That was the first in a series of so-called "platform support" payments believed to eventually total billions of dollars. To date, Microsoft and Nokia have been quiet about the deal's specifics, perhaps because it appears as if Microsoft is paying Nokia significantly less than its paying other cellphone manufacturers.
"Our broad strategic agreement with Microsoft includes platform support payments from Microsoft to us as well as software royalty payments from us to Microsoft," Nokia said in its results today. "We have a competitive software royalty structure, which includes minimum software royalty commitments."
Slashgear's Chris Davies is suggesting Microsoft's Nokia arrangement is less than that it has struck with other cellphone makers. LTE, for example, is reportedly paying about $27 for each phone it sells with Windows Phone.
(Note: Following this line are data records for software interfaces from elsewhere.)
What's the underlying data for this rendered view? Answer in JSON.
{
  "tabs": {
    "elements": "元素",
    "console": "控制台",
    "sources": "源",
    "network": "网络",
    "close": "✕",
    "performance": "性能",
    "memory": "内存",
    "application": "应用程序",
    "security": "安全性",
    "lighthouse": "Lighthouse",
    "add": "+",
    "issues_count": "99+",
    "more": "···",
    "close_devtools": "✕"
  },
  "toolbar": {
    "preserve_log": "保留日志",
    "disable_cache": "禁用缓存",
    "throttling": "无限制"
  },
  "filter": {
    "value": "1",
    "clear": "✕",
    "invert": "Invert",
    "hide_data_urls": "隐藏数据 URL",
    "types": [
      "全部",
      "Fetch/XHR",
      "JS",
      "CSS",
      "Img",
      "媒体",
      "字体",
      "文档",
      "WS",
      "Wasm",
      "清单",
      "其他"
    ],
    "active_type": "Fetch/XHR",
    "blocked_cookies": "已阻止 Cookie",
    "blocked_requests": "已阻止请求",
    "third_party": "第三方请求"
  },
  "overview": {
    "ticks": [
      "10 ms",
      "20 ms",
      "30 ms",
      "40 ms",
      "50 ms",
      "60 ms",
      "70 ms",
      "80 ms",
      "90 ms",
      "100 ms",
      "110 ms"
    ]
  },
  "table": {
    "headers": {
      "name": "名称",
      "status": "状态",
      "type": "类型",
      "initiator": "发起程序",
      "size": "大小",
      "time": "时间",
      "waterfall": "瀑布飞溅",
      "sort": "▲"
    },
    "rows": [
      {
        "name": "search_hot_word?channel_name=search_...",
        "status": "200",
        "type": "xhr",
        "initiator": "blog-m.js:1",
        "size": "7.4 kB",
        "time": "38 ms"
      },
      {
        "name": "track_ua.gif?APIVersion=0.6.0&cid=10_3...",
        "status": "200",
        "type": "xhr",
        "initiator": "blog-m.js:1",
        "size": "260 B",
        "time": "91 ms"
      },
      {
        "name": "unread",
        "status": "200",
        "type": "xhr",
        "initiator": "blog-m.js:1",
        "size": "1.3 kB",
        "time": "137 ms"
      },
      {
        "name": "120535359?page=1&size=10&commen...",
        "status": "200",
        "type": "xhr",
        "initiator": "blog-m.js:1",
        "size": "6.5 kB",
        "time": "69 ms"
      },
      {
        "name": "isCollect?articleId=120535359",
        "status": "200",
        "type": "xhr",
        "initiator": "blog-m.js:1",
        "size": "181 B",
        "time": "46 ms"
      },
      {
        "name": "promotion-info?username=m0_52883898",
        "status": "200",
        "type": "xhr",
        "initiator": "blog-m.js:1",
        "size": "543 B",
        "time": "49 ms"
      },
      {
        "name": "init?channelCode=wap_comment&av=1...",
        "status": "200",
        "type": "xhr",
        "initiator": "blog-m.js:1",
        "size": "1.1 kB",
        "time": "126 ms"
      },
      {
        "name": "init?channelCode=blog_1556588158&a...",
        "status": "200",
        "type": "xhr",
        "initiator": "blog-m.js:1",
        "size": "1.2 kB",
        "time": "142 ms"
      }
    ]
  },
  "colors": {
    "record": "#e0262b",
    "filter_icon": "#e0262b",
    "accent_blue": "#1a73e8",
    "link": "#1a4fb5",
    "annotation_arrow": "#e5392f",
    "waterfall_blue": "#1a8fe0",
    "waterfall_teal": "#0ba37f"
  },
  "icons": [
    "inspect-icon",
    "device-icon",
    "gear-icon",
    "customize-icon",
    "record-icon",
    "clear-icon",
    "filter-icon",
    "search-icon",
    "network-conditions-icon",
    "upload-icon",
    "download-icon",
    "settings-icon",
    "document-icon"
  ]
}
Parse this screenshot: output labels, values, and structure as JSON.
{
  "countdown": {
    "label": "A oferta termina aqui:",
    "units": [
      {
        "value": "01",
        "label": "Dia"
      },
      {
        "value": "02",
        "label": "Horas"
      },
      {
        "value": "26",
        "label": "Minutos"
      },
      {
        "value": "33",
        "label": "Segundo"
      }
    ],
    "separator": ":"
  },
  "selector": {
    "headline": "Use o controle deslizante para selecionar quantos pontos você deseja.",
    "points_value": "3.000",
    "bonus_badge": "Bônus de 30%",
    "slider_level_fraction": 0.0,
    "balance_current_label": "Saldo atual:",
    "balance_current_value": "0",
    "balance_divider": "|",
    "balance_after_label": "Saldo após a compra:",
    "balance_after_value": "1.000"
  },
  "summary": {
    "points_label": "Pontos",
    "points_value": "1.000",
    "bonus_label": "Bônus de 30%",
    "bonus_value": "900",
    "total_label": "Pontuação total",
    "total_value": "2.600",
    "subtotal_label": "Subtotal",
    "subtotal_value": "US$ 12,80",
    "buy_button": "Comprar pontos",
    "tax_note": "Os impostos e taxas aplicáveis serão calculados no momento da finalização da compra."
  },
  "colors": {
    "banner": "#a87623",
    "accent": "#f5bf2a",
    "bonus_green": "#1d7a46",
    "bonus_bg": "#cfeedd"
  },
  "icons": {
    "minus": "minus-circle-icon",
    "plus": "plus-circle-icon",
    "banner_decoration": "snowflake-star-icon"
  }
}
"Over the life of the agreement both the platform support payments and the minimum software royalty commitments are expected to measure in the billions of U.S. dollars," Nokia said.
Windows Phone has gotten rave reviews, but Microsoft could struggle to get developers to create apps for the phone. By some estimates, Windows Phone could pass Apple's iOS in market share by 2015.